■ RECORDS TO USE ■
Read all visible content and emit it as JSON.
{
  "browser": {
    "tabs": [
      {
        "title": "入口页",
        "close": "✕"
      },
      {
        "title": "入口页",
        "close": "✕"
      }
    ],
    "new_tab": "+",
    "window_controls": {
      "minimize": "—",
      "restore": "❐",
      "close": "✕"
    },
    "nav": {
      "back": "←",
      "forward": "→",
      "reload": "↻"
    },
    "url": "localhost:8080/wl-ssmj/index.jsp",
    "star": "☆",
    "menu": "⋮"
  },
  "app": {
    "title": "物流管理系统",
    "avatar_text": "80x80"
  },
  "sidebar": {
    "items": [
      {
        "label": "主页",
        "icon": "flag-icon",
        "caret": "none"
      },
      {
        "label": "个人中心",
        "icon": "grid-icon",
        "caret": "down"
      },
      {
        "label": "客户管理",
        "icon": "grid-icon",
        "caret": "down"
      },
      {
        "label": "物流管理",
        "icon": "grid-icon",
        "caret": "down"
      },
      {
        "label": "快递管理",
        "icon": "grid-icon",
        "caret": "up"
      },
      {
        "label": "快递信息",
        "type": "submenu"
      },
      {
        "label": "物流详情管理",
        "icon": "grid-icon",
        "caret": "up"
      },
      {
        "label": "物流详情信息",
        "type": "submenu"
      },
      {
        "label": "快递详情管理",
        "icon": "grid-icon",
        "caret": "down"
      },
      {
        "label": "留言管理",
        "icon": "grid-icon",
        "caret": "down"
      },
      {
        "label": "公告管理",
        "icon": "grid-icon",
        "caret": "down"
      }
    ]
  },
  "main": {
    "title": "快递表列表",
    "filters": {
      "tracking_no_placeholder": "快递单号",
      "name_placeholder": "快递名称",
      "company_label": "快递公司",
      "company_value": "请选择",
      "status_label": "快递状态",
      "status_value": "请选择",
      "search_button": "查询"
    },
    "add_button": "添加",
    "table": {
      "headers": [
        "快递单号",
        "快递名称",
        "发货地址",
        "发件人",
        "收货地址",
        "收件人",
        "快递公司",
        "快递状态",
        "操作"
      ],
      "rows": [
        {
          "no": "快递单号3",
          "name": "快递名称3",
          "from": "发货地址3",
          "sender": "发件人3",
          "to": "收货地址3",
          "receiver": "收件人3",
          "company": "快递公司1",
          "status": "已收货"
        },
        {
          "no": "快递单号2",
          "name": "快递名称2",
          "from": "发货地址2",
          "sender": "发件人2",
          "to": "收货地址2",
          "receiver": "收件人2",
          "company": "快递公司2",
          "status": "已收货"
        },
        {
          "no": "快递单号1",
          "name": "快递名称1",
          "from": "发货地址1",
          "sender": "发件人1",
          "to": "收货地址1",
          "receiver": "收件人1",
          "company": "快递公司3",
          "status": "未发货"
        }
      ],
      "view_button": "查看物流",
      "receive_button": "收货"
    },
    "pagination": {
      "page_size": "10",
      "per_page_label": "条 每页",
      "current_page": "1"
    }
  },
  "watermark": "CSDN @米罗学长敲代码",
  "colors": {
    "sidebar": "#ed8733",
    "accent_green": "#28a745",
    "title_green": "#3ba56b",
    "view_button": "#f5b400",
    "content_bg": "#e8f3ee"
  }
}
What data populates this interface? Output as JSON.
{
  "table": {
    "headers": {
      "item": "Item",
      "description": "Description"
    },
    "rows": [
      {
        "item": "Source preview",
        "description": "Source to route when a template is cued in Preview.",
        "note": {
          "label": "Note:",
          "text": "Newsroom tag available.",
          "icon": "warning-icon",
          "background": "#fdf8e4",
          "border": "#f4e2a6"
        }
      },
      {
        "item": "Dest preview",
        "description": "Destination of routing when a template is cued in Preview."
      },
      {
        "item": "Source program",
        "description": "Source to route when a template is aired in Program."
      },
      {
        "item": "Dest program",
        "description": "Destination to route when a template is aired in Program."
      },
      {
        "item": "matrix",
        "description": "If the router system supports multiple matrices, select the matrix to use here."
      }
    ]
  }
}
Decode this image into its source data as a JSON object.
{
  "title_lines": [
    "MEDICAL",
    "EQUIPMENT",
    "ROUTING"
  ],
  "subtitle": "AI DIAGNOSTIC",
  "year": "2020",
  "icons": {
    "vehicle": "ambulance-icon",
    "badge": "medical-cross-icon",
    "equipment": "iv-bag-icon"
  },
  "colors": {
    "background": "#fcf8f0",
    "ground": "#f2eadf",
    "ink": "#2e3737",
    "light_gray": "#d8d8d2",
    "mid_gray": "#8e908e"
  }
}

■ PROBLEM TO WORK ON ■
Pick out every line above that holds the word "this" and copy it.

■ RESULT OF THE EXERCISE ■
What data populates this interface? Output as JSON.
Decode this image into its source data as a JSON object.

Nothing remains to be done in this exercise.